* [Task to carry out]: Scan the entries and copy each line where the word "subtitle" is present.

* [Data to process]:
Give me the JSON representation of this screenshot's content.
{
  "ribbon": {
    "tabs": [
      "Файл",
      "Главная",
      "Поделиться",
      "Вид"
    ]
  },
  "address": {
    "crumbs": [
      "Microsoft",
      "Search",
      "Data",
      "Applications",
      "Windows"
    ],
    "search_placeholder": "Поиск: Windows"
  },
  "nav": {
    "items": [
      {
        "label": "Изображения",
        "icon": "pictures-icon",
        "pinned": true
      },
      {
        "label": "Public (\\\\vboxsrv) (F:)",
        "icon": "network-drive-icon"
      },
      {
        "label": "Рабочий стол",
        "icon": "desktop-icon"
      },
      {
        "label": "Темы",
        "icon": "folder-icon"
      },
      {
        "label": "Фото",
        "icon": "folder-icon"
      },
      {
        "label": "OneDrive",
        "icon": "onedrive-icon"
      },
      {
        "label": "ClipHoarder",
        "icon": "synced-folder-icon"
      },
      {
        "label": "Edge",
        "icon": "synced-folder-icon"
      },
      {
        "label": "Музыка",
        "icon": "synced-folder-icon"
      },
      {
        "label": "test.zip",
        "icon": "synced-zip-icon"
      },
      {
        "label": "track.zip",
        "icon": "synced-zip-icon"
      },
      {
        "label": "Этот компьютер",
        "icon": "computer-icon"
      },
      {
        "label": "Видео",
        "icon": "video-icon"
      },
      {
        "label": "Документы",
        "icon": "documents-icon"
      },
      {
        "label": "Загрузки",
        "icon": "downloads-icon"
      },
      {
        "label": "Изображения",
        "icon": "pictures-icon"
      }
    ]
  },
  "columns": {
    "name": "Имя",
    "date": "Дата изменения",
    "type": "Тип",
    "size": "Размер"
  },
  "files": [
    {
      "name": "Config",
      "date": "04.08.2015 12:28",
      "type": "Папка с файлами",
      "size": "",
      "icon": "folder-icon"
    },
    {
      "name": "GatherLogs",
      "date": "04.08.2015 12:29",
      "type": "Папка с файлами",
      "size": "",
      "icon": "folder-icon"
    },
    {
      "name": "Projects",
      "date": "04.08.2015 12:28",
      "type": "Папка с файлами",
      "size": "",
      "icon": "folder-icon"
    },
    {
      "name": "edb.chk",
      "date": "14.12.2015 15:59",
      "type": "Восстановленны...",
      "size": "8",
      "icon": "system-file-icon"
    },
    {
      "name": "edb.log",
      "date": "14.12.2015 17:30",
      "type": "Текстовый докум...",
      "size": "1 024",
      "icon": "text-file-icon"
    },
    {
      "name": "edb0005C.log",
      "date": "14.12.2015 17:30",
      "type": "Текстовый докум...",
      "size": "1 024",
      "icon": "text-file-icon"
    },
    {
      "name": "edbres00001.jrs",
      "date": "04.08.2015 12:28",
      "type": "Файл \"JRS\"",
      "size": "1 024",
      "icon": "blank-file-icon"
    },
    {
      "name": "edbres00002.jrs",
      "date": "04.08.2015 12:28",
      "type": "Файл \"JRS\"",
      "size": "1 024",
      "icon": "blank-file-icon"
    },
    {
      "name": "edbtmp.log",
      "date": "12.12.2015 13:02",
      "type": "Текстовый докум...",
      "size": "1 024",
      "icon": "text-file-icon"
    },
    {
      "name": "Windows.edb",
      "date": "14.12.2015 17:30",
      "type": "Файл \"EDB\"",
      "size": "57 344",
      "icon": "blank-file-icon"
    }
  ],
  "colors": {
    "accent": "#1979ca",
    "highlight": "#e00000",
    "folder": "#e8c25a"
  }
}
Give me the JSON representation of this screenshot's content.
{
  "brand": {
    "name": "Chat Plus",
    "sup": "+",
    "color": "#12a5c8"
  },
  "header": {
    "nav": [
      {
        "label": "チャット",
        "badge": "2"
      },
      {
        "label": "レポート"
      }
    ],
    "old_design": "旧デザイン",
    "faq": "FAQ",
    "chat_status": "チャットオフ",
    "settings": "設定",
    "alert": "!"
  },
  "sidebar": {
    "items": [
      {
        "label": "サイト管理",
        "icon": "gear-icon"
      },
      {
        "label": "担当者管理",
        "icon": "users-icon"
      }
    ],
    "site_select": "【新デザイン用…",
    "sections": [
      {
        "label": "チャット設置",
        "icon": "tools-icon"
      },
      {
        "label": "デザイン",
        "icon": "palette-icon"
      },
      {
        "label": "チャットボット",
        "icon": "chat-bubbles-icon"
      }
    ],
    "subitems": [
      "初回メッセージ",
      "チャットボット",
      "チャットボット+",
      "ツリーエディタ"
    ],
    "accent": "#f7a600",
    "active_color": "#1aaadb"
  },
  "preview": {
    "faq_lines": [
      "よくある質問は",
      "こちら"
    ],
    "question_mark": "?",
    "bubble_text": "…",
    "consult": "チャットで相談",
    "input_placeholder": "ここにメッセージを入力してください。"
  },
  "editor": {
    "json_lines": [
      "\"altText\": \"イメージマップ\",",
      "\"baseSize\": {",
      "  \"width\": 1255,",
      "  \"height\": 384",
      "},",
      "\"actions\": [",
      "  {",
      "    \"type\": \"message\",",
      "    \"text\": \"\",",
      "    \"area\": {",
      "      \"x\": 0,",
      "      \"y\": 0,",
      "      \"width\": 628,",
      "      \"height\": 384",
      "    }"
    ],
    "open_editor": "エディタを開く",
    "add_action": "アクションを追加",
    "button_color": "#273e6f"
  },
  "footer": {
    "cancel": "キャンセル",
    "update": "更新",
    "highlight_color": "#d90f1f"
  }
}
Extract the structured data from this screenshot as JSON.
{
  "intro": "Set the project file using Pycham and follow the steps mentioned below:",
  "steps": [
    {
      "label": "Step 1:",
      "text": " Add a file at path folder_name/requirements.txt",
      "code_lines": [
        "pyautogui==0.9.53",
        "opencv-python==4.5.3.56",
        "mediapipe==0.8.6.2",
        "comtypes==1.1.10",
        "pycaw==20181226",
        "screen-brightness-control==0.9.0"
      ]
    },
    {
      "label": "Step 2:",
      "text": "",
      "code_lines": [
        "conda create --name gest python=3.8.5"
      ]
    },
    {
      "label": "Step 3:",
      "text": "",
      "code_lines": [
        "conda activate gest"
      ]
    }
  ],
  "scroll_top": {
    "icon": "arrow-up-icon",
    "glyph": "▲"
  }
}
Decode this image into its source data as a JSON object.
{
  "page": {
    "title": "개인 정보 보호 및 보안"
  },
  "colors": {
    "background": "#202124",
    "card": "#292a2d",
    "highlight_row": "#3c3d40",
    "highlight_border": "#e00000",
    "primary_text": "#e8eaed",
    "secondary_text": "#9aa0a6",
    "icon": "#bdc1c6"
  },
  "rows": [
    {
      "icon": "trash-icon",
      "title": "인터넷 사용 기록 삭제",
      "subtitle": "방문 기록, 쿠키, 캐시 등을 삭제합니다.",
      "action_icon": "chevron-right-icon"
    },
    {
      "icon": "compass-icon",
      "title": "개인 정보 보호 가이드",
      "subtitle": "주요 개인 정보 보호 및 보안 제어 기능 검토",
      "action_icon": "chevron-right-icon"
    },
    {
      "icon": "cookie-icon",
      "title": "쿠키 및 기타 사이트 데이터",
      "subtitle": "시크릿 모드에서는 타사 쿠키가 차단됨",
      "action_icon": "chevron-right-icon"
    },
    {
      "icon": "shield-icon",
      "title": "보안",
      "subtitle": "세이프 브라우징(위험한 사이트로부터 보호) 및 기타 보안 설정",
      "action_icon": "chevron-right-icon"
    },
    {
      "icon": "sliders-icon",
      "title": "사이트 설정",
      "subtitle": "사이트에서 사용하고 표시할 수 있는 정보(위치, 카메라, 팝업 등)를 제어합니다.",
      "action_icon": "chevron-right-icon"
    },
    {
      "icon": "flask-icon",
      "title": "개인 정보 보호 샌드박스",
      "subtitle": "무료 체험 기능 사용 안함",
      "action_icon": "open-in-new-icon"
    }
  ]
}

* [Exercise solution]:
      "subtitle": "방문 기록, 쿠키, 캐시 등을 삭제합니다.",
      "subtitle": "주요 개인 정보 보호 및 보안 제어 기능 검토",
      "subtitle": "시크릿 모드에서는 타사 쿠키가 차단됨",
      "subtitle": "세이프 브라우징(위험한 사이트로부터 보호) 및 기타 보안 설정",
      "subtitle": "사이트에서 사용하고 표시할 수 있는 정보(위치, 카메라, 팝업 등)를 제어합니다.",
      "subtitle": "무료 체험 기능 사용 안함",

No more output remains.